• _PROBLEM REQUIREMENTS_
Whenever a line of the records below contains the word "Analytics", copy that line.
(MATERIAL SUPPLIED)
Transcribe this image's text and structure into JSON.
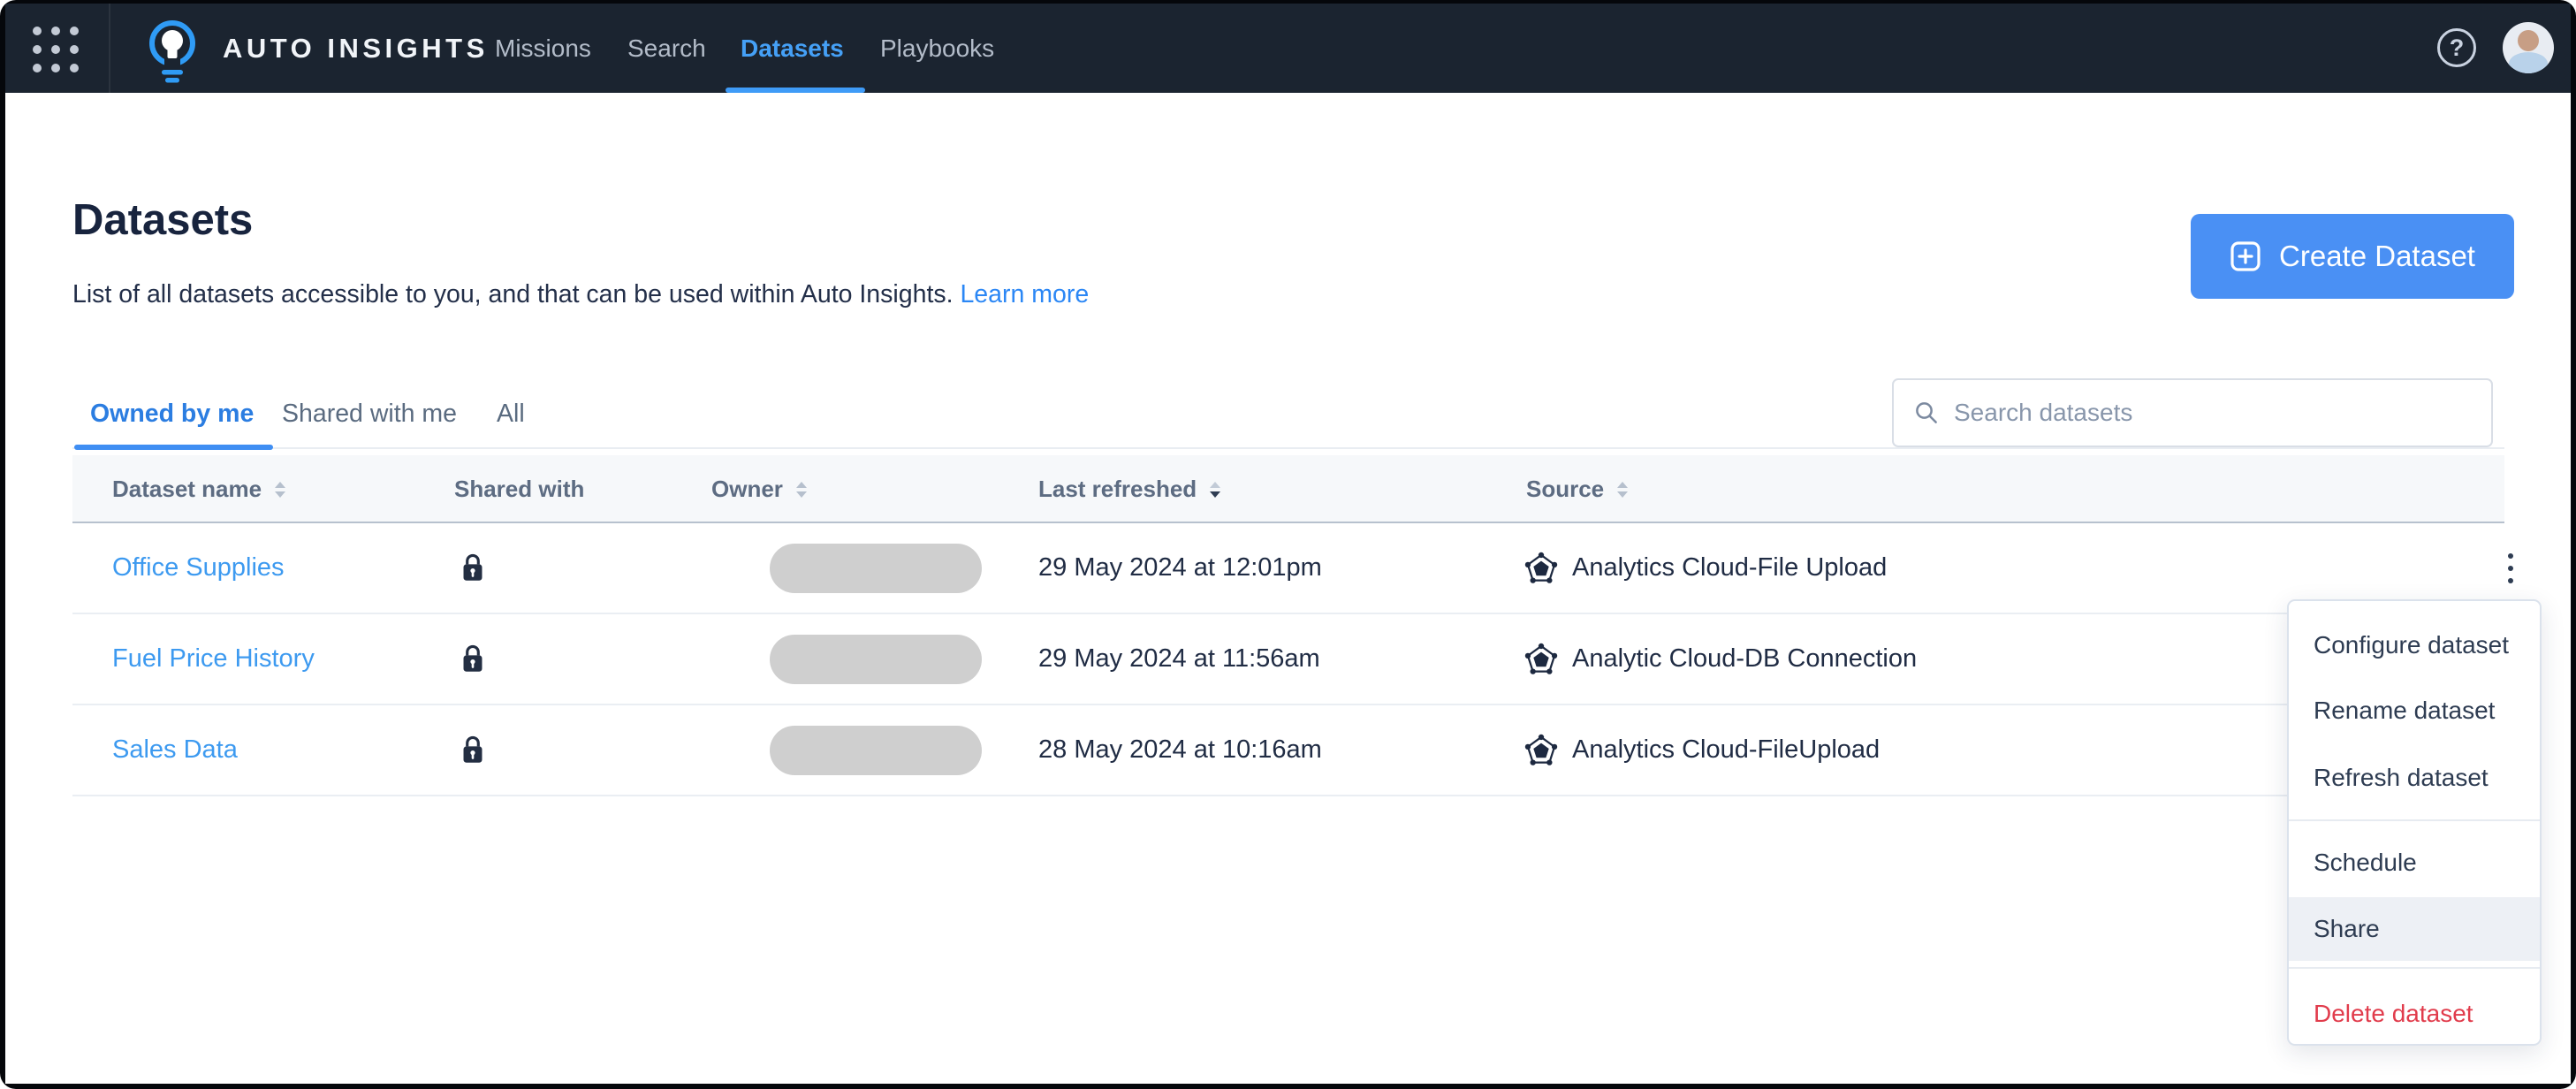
{
  "nav": {
    "brand": "AUTO INSIGHTS",
    "items": [
      {
        "label": "Missions",
        "active": false
      },
      {
        "label": "Search",
        "active": false
      },
      {
        "label": "Datasets",
        "active": true
      },
      {
        "label": "Playbooks",
        "active": false
      }
    ]
  },
  "icons": {
    "help_glyph": "?"
  },
  "page": {
    "title": "Datasets",
    "subtitle": "List of all datasets accessible to you, and that can be used within Auto Insights.",
    "learn_more": "Learn more",
    "create_label": "Create Dataset"
  },
  "tabs": [
    {
      "label": "Owned by me",
      "active": true
    },
    {
      "label": "Shared with me",
      "active": false
    },
    {
      "label": "All",
      "active": false
    }
  ],
  "search": {
    "placeholder": "Search datasets"
  },
  "table": {
    "columns": [
      {
        "label": "Dataset name",
        "sortable": true
      },
      {
        "label": "Shared with",
        "sortable": false
      },
      {
        "label": "Owner",
        "sortable": true
      },
      {
        "label": "Last refreshed",
        "sortable": true,
        "sorted": "desc"
      },
      {
        "label": "Source",
        "sortable": true
      }
    ],
    "rows": [
      {
        "name": "Office Supplies",
        "shared_with": "lock-icon",
        "owner_redacted": true,
        "last_refreshed": "29 May 2024 at 12:01pm",
        "source": "Analytics Cloud-File Upload"
      },
      {
        "name": "Fuel Price History",
        "shared_with": "lock-icon",
        "owner_redacted": true,
        "last_refreshed": "29 May 2024 at 11:56am",
        "source": "Analytic Cloud-DB Connection"
      },
      {
        "name": "Sales Data",
        "shared_with": "lock-icon",
        "owner_redacted": true,
        "last_refreshed": "28 May 2024 at 10:16am",
        "source": "Analytics Cloud-FileUpload"
      }
    ]
  },
  "menu": {
    "items": [
      {
        "label": "Configure dataset"
      },
      {
        "label": "Rename dataset"
      },
      {
        "label": "Refresh dataset"
      },
      {
        "label": "Schedule"
      },
      {
        "label": "Share",
        "highlighted": true
      },
      {
        "label": "Delete dataset",
        "danger": true
      }
    ]
  },
  "colors": {
    "nav_bg": "#1b2430",
    "accent_blue": "#3f9bf7",
    "link_blue": "#3d9af0",
    "delete_red": "#e13c4c",
    "header_bg": "#f6f8fa"
  }
}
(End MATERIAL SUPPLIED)
• _ANSWER FOR THE TASK_
        "source": "Analytics Cloud-File Upload"
        "source": "Analytics Cloud-FileUpload"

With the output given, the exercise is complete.